TASK GOAL. Whatever the records say, give every one of them again exactly.

RECORD SET.
============

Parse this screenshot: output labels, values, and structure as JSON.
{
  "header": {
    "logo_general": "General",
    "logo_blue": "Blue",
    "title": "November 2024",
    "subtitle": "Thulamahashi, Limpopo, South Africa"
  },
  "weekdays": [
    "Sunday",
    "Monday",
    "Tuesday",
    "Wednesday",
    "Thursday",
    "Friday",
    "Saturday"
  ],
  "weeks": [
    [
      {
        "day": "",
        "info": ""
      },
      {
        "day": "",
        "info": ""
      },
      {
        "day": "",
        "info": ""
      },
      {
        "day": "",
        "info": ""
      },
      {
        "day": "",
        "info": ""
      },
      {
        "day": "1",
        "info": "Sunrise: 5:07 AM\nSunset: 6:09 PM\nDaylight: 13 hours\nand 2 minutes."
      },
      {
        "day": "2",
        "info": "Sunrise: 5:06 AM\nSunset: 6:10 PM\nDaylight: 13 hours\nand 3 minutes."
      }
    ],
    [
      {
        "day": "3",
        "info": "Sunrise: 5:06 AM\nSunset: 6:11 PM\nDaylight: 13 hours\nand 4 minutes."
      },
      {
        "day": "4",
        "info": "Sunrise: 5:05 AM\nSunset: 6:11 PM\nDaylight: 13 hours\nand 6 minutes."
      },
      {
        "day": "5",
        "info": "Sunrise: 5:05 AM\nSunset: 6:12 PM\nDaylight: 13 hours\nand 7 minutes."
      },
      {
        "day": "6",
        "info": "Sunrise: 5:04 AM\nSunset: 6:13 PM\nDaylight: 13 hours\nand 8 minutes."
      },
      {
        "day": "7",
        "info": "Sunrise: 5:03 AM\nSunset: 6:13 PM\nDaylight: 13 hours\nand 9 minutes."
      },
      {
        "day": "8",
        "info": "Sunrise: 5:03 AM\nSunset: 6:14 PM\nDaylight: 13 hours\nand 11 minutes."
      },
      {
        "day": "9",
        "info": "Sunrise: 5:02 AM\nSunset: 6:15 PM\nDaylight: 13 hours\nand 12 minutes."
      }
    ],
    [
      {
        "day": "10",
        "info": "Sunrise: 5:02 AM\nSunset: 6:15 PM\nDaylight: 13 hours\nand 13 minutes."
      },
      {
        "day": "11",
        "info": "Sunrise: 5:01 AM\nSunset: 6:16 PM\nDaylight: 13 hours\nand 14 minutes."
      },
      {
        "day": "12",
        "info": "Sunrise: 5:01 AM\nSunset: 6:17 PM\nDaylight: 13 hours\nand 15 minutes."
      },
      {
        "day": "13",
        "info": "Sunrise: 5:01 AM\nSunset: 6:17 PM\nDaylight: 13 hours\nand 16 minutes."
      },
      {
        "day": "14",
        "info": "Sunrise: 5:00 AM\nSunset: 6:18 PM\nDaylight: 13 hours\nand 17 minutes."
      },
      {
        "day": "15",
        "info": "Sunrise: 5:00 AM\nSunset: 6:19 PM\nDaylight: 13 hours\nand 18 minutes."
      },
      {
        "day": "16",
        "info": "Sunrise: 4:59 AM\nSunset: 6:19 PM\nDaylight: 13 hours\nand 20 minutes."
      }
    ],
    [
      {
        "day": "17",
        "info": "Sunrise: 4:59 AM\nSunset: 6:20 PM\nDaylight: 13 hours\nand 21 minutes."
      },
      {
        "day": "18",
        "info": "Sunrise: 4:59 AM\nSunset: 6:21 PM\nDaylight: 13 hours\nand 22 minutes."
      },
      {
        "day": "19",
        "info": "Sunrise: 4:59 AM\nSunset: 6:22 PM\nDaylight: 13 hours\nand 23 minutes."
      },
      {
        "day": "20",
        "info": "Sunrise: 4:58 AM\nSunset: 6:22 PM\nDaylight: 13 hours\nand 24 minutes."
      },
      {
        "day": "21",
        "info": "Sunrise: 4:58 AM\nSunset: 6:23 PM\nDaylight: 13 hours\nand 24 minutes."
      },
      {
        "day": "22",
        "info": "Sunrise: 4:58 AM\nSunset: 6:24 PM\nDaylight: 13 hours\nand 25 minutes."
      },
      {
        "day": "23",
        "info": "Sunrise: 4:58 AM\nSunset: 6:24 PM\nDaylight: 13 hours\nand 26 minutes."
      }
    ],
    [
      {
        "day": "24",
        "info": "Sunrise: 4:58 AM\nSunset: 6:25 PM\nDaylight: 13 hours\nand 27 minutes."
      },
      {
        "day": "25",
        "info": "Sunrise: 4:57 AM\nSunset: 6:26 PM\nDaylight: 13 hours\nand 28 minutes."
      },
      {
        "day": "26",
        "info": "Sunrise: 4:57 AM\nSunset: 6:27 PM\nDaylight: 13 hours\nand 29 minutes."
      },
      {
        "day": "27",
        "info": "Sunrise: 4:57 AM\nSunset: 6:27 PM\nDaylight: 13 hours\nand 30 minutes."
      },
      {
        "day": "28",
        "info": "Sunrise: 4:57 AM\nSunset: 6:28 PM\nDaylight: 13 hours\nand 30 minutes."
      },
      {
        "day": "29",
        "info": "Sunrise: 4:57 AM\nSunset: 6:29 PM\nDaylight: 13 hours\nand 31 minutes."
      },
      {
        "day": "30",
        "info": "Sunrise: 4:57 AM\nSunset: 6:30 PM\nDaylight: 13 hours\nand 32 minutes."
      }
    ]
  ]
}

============

RESULT.
Parse this screenshot: output labels, values, and structure as JSON.
{
  "header": {
    "logo_general": "General",
    "logo_blue": "Blue",
    "title": "November 2024",
    "subtitle": "Thulamahashi, Limpopo, South Africa"
  },
  "weekdays": [
    "Sunday",
    "Monday",
    "Tuesday",
    "Wednesday",
    "Thursday",
    "Friday",
    "Saturday"
  ],
  "weeks": [
    [
      {
        "day": "",
        "info": ""
      },
      {
        "day": "",
        "info": ""
      },
      {
        "day": "",
        "info": ""
      },
      {
        "day": "",
        "info": ""
      },
      {
        "day": "",
        "info": ""
      },
      {
        "day": "1",
        "info": "Sunrise: 5:07 AM\nSunset: 6:09 PM\nDaylight: 13 hours\nand 2 minutes."
      },
      {
        "day": "2",
        "info": "Sunrise: 5:06 AM\nSunset: 6:10 PM\nDaylight: 13 hours\nand 3 minutes."
      }
    ],
    [
      {
        "day": "3",
        "info": "Sunrise: 5:06 AM\nSunset: 6:11 PM\nDaylight: 13 hours\nand 4 minutes."
      },
      {
        "day": "4",
        "info": "Sunrise: 5:05 AM\nSunset: 6:11 PM\nDaylight: 13 hours\nand 6 minutes."
      },
      {
        "day": "5",
        "info": "Sunrise: 5:05 AM\nSunset: 6:12 PM\nDaylight: 13 hours\nand 7 minutes."
      },
      {
        "day": "6",
        "info": "Sunrise: 5:04 AM\nSunset: 6:13 PM\nDaylight: 13 hours\nand 8 minutes."
      },
      {
        "day": "7",
        "info": "Sunrise: 5:03 AM\nSunset: 6:13 PM\nDaylight: 13 hours\nand 9 minutes."
      },
      {
        "day": "8",
        "info": "Sunrise: 5:03 AM\nSunset: 6:14 PM\nDaylight: 13 hours\nand 11 minutes."
      },
      {
        "day": "9",
        "info": "Sunrise: 5:02 AM\nSunset: 6:15 PM\nDaylight: 13 hours\nand 12 minutes."
      }
    ],
    [
      {
        "day": "10",
        "info": "Sunrise: 5:02 AM\nSunset: 6:15 PM\nDaylight: 13 hours\nand 13 minutes."
      },
      {
        "day": "11",
        "info": "Sunrise: 5:01 AM\nSunset: 6:16 PM\nDaylight: 13 hours\nand 14 minutes."
      },
      {
        "day": "12",
        "info": "Sunrise: 5:01 AM\nSunset: 6:17 PM\nDaylight: 13 hours\nand 15 minutes."
      },
      {
        "day": "13",
        "info": "Sunrise: 5:01 AM\nSunset: 6:17 PM\nDaylight: 13 hours\nand 16 minutes."
      },
      {
        "day": "14",
        "info": "Sunrise: 5:00 AM\nSunset: 6:18 PM\nDaylight: 13 hours\nand 17 minutes."
      },
      {
        "day": "15",
        "info": "Sunrise: 5:00 AM\nSunset: 6:19 PM\nDaylight: 13 hours\nand 18 minutes."
      },
      {
        "day": "16",
        "info": "Sunrise: 4:59 AM\nSunset: 6:19 PM\nDaylight: 13 hours\nand 20 minutes."
      }
    ],
    [
      {
        "day": "17",
        "info": "Sunrise: 4:59 AM\nSunset: 6:20 PM\nDaylight: 13 hours\nand 21 minutes."
      },
      {
        "day": "18",
        "info": "Sunrise: 4:59 AM\nSunset: 6:21 PM\nDaylight: 13 hours\nand 22 minutes."
      },
      {
        "day": "19",
        "info": "Sunrise: 4:59 AM\nSunset: 6:22 PM\nDaylight: 13 hours\nand 23 minutes."
      },
      {
        "day": "20",
        "info": "Sunrise: 4:58 AM\nSunset: 6:22 PM\nDaylight: 13 hours\nand 24 minutes."
      },
      {
        "day": "21",
        "info": "Sunrise: 4:58 AM\nSunset: 6:23 PM\nDaylight: 13 hours\nand 24 minutes."
      },
      {
        "day": "22",
        "info": "Sunrise: 4:58 AM\nSunset: 6:24 PM\nDaylight: 13 hours\nand 25 minutes."
      },
      {
        "day": "23",
        "info": "Sunrise: 4:58 AM\nSunset: 6:24 PM\nDaylight: 13 hours\nand 26 minutes."
      }
    ],
    [
      {
        "day": "24",
        "info": "Sunrise: 4:58 AM\nSunset: 6:25 PM\nDaylight: 13 hours\nand 27 minutes."
      },
      {
        "day": "25",
        "info": "Sunrise: 4:57 AM\nSunset: 6:26 PM\nDaylight: 13 hours\nand 28 minutes."
      },
      {
        "day": "26",
        "info": "Sunrise: 4:57 AM\nSunset: 6:27 PM\nDaylight: 13 hours\nand 29 minutes."
      },
      {
        "day": "27",
        "info": "Sunrise: 4:57 AM\nSunset: 6:27 PM\nDaylight: 13 hours\nand 30 minutes."
      },
      {
        "day": "28",
        "info": "Sunrise: 4:57 AM\nSunset: 6:28 PM\nDaylight: 13 hours\nand 30 minutes."
      },
      {
        "day": "29",
        "info": "Sunrise: 4:57 AM\nSunset: 6:29 PM\nDaylight: 13 hours\nand 31 minutes."
      },
      {
        "day": "30",
        "info": "Sunrise: 4:57 AM\nSunset: 6:30 PM\nDaylight: 13 hours\nand 32 minutes."
      }
    ]
  ]
}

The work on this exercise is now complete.